▶ [WORK INSTRUCTIONS]
Without altering a single word, repeat the records that follow.

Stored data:
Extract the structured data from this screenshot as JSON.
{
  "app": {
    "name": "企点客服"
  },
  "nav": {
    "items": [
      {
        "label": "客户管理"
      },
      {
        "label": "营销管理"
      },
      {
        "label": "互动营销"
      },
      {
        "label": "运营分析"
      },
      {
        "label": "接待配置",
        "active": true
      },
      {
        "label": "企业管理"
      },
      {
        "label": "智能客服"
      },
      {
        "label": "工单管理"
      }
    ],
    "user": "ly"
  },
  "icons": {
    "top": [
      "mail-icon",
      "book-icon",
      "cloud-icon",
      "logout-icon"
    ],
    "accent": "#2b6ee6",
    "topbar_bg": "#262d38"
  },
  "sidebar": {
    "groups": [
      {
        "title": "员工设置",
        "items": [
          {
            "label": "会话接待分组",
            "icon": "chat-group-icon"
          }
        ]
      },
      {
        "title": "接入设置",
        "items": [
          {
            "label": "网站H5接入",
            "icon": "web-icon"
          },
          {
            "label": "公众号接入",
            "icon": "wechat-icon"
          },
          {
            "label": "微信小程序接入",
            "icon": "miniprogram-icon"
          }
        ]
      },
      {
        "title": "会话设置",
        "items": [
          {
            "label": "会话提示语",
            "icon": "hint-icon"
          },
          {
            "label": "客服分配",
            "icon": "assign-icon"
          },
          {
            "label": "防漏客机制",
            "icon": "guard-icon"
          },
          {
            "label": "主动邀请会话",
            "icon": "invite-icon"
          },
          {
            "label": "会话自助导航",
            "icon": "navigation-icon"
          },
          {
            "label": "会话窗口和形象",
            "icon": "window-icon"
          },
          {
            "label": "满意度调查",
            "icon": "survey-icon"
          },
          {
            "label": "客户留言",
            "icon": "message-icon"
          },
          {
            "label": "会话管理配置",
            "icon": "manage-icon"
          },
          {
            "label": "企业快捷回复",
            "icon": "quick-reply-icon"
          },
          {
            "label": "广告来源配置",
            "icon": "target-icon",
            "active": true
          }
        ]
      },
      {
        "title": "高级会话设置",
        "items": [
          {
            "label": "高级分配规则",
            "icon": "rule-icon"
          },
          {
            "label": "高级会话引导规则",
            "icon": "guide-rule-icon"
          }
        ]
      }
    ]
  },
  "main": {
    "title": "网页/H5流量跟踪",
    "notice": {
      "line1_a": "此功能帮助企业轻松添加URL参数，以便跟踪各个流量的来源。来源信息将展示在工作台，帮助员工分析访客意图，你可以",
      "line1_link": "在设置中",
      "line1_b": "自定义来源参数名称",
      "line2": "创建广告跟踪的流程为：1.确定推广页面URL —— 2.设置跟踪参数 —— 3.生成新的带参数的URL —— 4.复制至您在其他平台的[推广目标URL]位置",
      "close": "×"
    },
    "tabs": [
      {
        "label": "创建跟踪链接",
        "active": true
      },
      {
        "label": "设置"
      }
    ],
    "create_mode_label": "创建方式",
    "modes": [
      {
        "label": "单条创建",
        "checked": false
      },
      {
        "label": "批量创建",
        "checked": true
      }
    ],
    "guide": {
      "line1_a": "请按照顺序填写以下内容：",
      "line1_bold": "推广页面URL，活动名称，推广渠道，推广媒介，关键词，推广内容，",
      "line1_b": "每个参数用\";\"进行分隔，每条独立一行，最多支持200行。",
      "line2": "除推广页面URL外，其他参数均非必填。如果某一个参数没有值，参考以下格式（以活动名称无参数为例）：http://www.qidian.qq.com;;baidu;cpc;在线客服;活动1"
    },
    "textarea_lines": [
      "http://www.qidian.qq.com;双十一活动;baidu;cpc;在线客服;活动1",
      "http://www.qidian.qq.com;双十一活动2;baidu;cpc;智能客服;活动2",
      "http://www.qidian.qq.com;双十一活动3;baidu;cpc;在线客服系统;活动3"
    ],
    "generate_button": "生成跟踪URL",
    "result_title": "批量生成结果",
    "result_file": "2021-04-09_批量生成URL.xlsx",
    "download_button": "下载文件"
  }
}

▶ [COMPLETED TASK]
Extract the structured data from this screenshot as JSON.
{
  "app": {
    "name": "企点客服"
  },
  "nav": {
    "items": [
      {
        "label": "客户管理"
      },
      {
        "label": "营销管理"
      },
      {
        "label": "互动营销"
      },
      {
        "label": "运营分析"
      },
      {
        "label": "接待配置",
        "active": true
      },
      {
        "label": "企业管理"
      },
      {
        "label": "智能客服"
      },
      {
        "label": "工单管理"
      }
    ],
    "user": "ly"
  },
  "icons": {
    "top": [
      "mail-icon",
      "book-icon",
      "cloud-icon",
      "logout-icon"
    ],
    "accent": "#2b6ee6",
    "topbar_bg": "#262d38"
  },
  "sidebar": {
    "groups": [
      {
        "title": "员工设置",
        "items": [
          {
            "label": "会话接待分组",
            "icon": "chat-group-icon"
          }
        ]
      },
      {
        "title": "接入设置",
        "items": [
          {
            "label": "网站H5接入",
            "icon": "web-icon"
          },
          {
            "label": "公众号接入",
            "icon": "wechat-icon"
          },
          {
            "label": "微信小程序接入",
            "icon": "miniprogram-icon"
          }
        ]
      },
      {
        "title": "会话设置",
        "items": [
          {
            "label": "会话提示语",
            "icon": "hint-icon"
          },
          {
            "label": "客服分配",
            "icon": "assign-icon"
          },
          {
            "label": "防漏客机制",
            "icon": "guard-icon"
          },
          {
            "label": "主动邀请会话",
            "icon": "invite-icon"
          },
          {
            "label": "会话自助导航",
            "icon": "navigation-icon"
          },
          {
            "label": "会话窗口和形象",
            "icon": "window-icon"
          },
          {
            "label": "满意度调查",
            "icon": "survey-icon"
          },
          {
            "label": "客户留言",
            "icon": "message-icon"
          },
          {
            "label": "会话管理配置",
            "icon": "manage-icon"
          },
          {
            "label": "企业快捷回复",
            "icon": "quick-reply-icon"
          },
          {
            "label": "广告来源配置",
            "icon": "target-icon",
            "active": true
          }
        ]
      },
      {
        "title": "高级会话设置",
        "items": [
          {
            "label": "高级分配规则",
            "icon": "rule-icon"
          },
          {
            "label": "高级会话引导规则",
            "icon": "guide-rule-icon"
          }
        ]
      }
    ]
  },
  "main": {
    "title": "网页/H5流量跟踪",
    "notice": {
      "line1_a": "此功能帮助企业轻松添加URL参数，以便跟踪各个流量的来源。来源信息将展示在工作台，帮助员工分析访客意图，你可以",
      "line1_link": "在设置中",
      "line1_b": "自定义来源参数名称",
      "line2": "创建广告跟踪的流程为：1.确定推广页面URL —— 2.设置跟踪参数 —— 3.生成新的带参数的URL —— 4.复制至您在其他平台的[推广目标URL]位置",
      "close": "×"
    },
    "tabs": [
      {
        "label": "创建跟踪链接",
        "active": true
      },
      {
        "label": "设置"
      }
    ],
    "create_mode_label": "创建方式",
    "modes": [
      {
        "label": "单条创建",
        "checked": false
      },
      {
        "label": "批量创建",
        "checked": true
      }
    ],
    "guide": {
      "line1_a": "请按照顺序填写以下内容：",
      "line1_bold": "推广页面URL，活动名称，推广渠道，推广媒介，关键词，推广内容，",
      "line1_b": "每个参数用\";\"进行分隔，每条独立一行，最多支持200行。",
      "line2": "除推广页面URL外，其他参数均非必填。如果某一个参数没有值，参考以下格式（以活动名称无参数为例）：http://www.qidian.qq.com;;baidu;cpc;在线客服;活动1"
    },
    "textarea_lines": [
      "http://www.qidian.qq.com;双十一活动;baidu;cpc;在线客服;活动1",
      "http://www.qidian.qq.com;双十一活动2;baidu;cpc;智能客服;活动2",
      "http://www.qidian.qq.com;双十一活动3;baidu;cpc;在线客服系统;活动3"
    ],
    "generate_button": "生成跟踪URL",
    "result_title": "批量生成结果",
    "result_file": "2021-04-09_批量生成URL.xlsx",
    "download_button": "下载文件"
  }
}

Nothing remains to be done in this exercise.